Students who train to become ophthalmic lab technicians learn how to make eyeglasses and contact lenses. They also study physics and math and the application of these subjects to their work.
Ophthalmic technology is another discipline that focuses on eye care. Degree programs in the field teach students the skills they need to work as assistants to ophthalmologists. Coursework covers eye examination, diagnosis of eye diseases and defects, and proper use of eye testing equipment.
Optician programs train students to fabricate and fit vision aids according the prescription of an optometrist or ophthalmologist.
Orthoptics programs teach students how to diagnose, and manage eye conditions that affect eye movement and visual development.

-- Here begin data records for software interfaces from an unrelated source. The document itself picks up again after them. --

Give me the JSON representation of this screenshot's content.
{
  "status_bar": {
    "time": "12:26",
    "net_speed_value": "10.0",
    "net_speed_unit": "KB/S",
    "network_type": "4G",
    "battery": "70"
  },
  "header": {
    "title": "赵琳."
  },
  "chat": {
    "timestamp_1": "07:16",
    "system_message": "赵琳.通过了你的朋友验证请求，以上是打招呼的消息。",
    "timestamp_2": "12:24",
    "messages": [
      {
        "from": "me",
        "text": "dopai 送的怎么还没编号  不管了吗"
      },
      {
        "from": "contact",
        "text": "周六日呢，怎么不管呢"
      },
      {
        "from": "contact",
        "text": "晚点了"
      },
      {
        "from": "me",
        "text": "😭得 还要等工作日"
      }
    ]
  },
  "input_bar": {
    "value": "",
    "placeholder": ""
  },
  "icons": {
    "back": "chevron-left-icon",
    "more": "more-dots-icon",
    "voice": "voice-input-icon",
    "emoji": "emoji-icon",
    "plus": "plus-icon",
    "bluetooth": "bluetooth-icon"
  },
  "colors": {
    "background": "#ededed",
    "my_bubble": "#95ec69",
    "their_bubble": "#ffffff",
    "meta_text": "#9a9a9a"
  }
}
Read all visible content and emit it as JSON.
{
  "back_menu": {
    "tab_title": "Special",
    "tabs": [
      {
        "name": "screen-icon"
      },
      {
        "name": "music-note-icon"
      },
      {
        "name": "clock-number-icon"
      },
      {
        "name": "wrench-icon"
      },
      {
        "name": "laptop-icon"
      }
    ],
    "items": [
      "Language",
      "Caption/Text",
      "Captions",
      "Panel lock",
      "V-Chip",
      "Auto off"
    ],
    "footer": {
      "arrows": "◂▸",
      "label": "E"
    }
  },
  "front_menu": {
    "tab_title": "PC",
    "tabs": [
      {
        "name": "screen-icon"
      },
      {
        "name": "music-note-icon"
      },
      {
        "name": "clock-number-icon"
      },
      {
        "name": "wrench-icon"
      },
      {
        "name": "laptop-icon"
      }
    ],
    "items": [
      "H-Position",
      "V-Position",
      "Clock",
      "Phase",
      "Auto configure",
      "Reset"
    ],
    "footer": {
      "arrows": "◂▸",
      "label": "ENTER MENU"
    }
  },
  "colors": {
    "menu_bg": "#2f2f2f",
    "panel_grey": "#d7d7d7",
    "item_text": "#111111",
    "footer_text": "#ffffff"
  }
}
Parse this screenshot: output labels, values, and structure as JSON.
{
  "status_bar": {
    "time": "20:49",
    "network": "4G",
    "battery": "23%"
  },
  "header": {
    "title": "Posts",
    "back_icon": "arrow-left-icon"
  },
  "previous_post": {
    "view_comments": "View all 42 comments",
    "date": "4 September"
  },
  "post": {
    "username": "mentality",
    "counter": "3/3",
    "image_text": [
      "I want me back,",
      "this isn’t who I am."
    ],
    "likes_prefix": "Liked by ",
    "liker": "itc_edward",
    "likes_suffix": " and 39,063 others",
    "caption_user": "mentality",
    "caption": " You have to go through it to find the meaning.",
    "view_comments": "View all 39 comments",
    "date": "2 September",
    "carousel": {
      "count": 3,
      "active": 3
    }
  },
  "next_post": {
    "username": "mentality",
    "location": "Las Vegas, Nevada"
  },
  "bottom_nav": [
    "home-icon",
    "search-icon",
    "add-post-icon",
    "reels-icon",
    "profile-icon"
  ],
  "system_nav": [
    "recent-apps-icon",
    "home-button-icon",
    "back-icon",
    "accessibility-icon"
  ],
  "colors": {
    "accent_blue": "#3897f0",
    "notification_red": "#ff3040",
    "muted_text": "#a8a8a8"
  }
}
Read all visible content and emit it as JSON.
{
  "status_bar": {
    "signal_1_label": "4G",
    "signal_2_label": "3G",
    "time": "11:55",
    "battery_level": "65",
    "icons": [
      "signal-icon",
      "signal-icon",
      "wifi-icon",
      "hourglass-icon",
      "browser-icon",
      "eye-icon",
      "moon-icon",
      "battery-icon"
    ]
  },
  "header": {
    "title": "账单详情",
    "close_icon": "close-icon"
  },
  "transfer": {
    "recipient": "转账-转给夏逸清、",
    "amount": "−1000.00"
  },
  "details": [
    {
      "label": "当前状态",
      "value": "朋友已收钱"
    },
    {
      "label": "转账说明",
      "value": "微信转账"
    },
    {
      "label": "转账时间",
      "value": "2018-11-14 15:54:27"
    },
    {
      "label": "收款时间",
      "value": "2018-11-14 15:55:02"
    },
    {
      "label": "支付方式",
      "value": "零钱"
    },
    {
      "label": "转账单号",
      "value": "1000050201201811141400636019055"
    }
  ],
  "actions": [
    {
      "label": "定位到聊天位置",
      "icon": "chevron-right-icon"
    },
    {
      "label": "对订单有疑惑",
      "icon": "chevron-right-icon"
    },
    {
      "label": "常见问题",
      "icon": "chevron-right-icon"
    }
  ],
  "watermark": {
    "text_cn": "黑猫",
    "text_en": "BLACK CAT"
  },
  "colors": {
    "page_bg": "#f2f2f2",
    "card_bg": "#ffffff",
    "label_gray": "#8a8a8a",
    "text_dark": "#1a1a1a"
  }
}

These conditions include strabismus (misalignment of the eyes/squinting) and amblyopia (lazy eye).
Pre-med programs, designed to prepare students for medical school, include courses in general biology, molecular biology, biochemistry, and physics.
Skills You’ll Learn
In learning the practical skills needed to work as an optometrist, students of the field also gain a set of transferable soft skills:
- Listening – listening to patients is key
- Observation / attention to detail – optometry involves being able to see small details and subtle differences
- Communication – optometrists need to be able to convey information to colleagues and patients
- Data analysis / critical thinking / problem solving – optometry requires being able to interpret and understand observations made
What Can You Do with an Optometry Degree?
Most optometry grads work in clinical practice. They may be employed in:
Independent Optometry – working in private practice
Corporate Optometry – working with large corporations exist with optical/vision retail chains and eye care stores
Hospital Optometry – working in hospitals, treating patients in need of urgent care
There are also non-clinical roles for optometry graduates, some of which may require additional training:
Freelance writing – writing about the optometry field
Healthcare administration – this role generally requires experience working in healthcare systems
Healthcare IT consulting – opportunities in this field are expanding as electronic health records become common
Optometry practice management consulting – helping practice owners with the business aspects optometry
Recruiting – working for a medical recruiting firm, specializing in finding qualified optometrists for open positions
Research and development – vision science research opportunities may exist with pharmaceutical companies
Teaching – working as a professor of optometry or as a supervisor of optometrist trainees
Learn about your career prospects after graduation.Read about Career Paths